What you need to do
This exercise asks for the records to be retyped exactly as they read.

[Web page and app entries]
--

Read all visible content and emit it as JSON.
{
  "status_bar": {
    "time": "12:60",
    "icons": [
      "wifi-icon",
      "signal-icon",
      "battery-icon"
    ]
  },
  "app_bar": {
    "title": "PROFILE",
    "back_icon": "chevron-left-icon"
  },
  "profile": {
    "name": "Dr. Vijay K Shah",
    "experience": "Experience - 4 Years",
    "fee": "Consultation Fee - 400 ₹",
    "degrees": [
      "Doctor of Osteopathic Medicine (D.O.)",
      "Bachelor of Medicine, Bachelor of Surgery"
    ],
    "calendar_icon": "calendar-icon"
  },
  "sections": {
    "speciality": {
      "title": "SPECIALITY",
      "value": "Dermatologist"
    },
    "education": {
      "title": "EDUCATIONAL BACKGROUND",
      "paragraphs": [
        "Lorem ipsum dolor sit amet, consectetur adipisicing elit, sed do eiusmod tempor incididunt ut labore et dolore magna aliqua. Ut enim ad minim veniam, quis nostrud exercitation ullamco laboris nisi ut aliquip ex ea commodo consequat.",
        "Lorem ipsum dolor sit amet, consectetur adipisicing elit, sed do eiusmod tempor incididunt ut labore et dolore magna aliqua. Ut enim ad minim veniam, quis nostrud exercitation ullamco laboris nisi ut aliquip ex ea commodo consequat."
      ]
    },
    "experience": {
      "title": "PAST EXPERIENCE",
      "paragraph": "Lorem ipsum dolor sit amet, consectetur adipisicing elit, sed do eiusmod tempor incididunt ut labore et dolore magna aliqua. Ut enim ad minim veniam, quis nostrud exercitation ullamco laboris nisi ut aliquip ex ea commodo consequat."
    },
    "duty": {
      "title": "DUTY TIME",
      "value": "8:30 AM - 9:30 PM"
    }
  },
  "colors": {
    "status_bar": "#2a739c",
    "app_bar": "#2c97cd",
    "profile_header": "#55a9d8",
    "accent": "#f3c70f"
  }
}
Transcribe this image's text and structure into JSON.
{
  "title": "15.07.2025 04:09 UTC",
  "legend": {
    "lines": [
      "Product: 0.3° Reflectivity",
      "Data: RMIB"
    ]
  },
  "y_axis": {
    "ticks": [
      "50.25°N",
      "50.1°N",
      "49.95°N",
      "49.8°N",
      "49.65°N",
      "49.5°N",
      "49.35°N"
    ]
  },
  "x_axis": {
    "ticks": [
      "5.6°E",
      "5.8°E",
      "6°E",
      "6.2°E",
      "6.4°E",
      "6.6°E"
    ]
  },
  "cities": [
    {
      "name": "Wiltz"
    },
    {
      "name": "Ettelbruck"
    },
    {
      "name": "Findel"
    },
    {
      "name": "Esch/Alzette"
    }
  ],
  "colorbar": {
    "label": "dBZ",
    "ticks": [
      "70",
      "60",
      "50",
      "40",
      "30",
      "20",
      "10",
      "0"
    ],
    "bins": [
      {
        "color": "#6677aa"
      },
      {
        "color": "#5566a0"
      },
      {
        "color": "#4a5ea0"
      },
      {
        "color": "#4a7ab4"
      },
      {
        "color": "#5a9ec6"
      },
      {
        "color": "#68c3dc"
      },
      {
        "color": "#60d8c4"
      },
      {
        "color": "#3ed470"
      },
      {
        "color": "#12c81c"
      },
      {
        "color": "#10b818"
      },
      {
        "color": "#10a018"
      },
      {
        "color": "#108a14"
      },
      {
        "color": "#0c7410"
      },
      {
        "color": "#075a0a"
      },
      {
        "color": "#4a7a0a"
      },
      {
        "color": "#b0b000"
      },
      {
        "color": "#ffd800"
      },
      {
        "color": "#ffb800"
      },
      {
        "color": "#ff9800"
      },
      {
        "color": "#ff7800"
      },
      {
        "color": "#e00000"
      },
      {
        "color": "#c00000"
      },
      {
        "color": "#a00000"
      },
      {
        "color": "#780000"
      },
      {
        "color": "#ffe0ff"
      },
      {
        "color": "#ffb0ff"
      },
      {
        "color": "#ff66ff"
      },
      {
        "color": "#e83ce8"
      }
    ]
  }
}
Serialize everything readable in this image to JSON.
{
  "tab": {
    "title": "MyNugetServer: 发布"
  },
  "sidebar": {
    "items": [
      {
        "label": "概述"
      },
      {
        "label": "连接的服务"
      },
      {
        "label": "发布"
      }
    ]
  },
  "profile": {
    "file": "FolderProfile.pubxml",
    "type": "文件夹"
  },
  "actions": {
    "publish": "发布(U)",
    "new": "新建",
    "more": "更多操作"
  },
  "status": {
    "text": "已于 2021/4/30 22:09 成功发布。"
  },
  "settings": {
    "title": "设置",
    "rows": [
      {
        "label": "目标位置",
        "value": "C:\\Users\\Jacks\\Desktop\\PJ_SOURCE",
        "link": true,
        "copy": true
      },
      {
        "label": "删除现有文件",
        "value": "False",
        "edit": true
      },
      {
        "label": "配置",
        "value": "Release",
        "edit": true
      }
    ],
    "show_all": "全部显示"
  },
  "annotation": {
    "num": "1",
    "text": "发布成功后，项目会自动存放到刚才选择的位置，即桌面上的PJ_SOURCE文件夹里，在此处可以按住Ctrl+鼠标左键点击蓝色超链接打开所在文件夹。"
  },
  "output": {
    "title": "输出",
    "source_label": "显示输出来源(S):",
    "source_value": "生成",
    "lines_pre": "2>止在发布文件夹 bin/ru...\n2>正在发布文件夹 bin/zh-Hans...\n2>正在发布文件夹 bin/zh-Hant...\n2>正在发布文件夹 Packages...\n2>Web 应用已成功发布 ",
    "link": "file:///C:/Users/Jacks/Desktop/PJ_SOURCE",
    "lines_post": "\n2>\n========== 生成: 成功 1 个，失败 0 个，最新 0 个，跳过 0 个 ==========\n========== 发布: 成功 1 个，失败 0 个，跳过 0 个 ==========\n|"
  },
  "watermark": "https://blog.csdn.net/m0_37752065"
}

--

Written solution
Read all visible content and emit it as JSON.
{
  "status_bar": {
    "time": "12:60",
    "icons": [
      "wifi-icon",
      "signal-icon",
      "battery-icon"
    ]
  },
  "app_bar": {
    "title": "PROFILE",
    "back_icon": "chevron-left-icon"
  },
  "profile": {
    "name": "Dr. Vijay K Shah",
    "experience": "Experience - 4 Years",
    "fee": "Consultation Fee - 400 ₹",
    "degrees": [
      "Doctor of Osteopathic Medicine (D.O.)",
      "Bachelor of Medicine, Bachelor of Surgery"
    ],
    "calendar_icon": "calendar-icon"
  },
  "sections": {
    "speciality": {
      "title": "SPECIALITY",
      "value": "Dermatologist"
    },
    "education": {
      "title": "EDUCATIONAL BACKGROUND",
      "paragraphs": [
        "Lorem ipsum dolor sit amet, consectetur adipisicing elit, sed do eiusmod tempor incididunt ut labore et dolore magna aliqua. Ut enim ad minim veniam, quis nostrud exercitation ullamco laboris nisi ut aliquip ex ea commodo consequat.",
        "Lorem ipsum dolor sit amet, consectetur adipisicing elit, sed do eiusmod tempor incididunt ut labore et dolore magna aliqua. Ut enim ad minim veniam, quis nostrud exercitation ullamco laboris nisi ut aliquip ex ea commodo consequat."
      ]
    },
    "experience": {
      "title": "PAST EXPERIENCE",
      "paragraph": "Lorem ipsum dolor sit amet, consectetur adipisicing elit, sed do eiusmod tempor incididunt ut labore et dolore magna aliqua. Ut enim ad minim veniam, quis nostrud exercitation ullamco laboris nisi ut aliquip ex ea commodo consequat."
    },
    "duty": {
      "title": "DUTY TIME",
      "value": "8:30 AM - 9:30 PM"
    }
  },
  "colors": {
    "status_bar": "#2a739c",
    "app_bar": "#2c97cd",
    "profile_header": "#55a9d8",
    "accent": "#f3c70f"
  }
}
Transcribe this image's text and structure into JSON.
{
  "title": "15.07.2025 04:09 UTC",
  "legend": {
    "lines": [
      "Product: 0.3° Reflectivity",
      "Data: RMIB"
    ]
  },
  "y_axis": {
    "ticks": [
      "50.25°N",
      "50.1°N",
      "49.95°N",
      "49.8°N",
      "49.65°N",
      "49.5°N",
      "49.35°N"
    ]
  },
  "x_axis": {
    "ticks": [
      "5.6°E",
      "5.8°E",
      "6°E",
      "6.2°E",
      "6.4°E",
      "6.6°E"
    ]
  },
  "cities": [
    {
      "name": "Wiltz"
    },
    {
      "name": "Ettelbruck"
    },
    {
      "name": "Findel"
    },
    {
      "name": "Esch/Alzette"
    }
  ],
  "colorbar": {
    "label": "dBZ",
    "ticks": [
      "70",
      "60",
      "50",
      "40",
      "30",
      "20",
      "10",
      "0"
    ],
    "bins": [
      {
        "color": "#6677aa"
      },
      {
        "color": "#5566a0"
      },
      {
        "color": "#4a5ea0"
      },
      {
        "color": "#4a7ab4"
      },
      {
        "color": "#5a9ec6"
      },
      {
        "color": "#68c3dc"
      },
      {
        "color": "#60d8c4"
      },
      {
        "color": "#3ed470"
      },
      {
        "color": "#12c81c"
      },
      {
        "color": "#10b818"
      },
      {
        "color": "#10a018"
      },
      {
        "color": "#108a14"
      },
      {
        "color": "#0c7410"
      },
      {
        "color": "#075a0a"
      },
      {
        "color": "#4a7a0a"
      },
      {
        "color": "#b0b000"
      },
      {
        "color": "#ffd800"
      },
      {
        "color": "#ffb800"
      },
      {
        "color": "#ff9800"
      },
      {
        "color": "#ff7800"
      },
      {
        "color": "#e00000"
      },
      {
        "color": "#c00000"
      },
      {
        "color": "#a00000"
      },
      {
        "color": "#780000"
      },
      {
        "color": "#ffe0ff"
      },
      {
        "color": "#ffb0ff"
      },
      {
        "color": "#ff66ff"
      },
      {
        "color": "#e83ce8"
      }
    ]
  }
}
Serialize everything readable in this image to JSON.
{
  "tab": {
    "title": "MyNugetServer: 发布"
  },
  "sidebar": {
    "items": [
      {
        "label": "概述"
      },
      {
        "label": "连接的服务"
      },
      {
        "label": "发布"
      }
    ]
  },
  "profile": {
    "file": "FolderProfile.pubxml",
    "type": "文件夹"
  },
  "actions": {
    "publish": "发布(U)",
    "new": "新建",
    "more": "更多操作"
  },
  "status": {
    "text": "已于 2021/4/30 22:09 成功发布。"
  },
  "settings": {
    "title": "设置",
    "rows": [
      {
        "label": "目标位置",
        "value": "C:\\Users\\Jacks\\Desktop\\PJ_SOURCE",
        "link": true,
        "copy": true
      },
      {
        "label": "删除现有文件",
        "value": "False",
        "edit": true
      },
      {
        "label": "配置",
        "value": "Release",
        "edit": true
      }
    ],
    "show_all": "全部显示"
  },
  "annotation": {
    "num": "1",
    "text": "发布成功后，项目会自动存放到刚才选择的位置，即桌面上的PJ_SOURCE文件夹里，在此处可以按住Ctrl+鼠标左键点击蓝色超链接打开所在文件夹。"
  },
  "output": {
    "title": "输出",
    "source_label": "显示输出来源(S):",
    "source_value": "生成",
    "lines_pre": "2>止在发布文件夹 bin/ru...\n2>正在发布文件夹 bin/zh-Hans...\n2>正在发布文件夹 bin/zh-Hant...\n2>正在发布文件夹 Packages...\n2>Web 应用已成功发布 ",
    "link": "file:///C:/Users/Jacks/Desktop/PJ_SOURCE",
    "lines_post": "\n2>\n========== 生成: 成功 1 个，失败 0 个，最新 0 个，跳过 0 个 ==========\n========== 发布: 成功 1 个，失败 0 个，跳过 0 个 ==========\n|"
  },
  "watermark": "https://blog.csdn.net/m0_37752065"
}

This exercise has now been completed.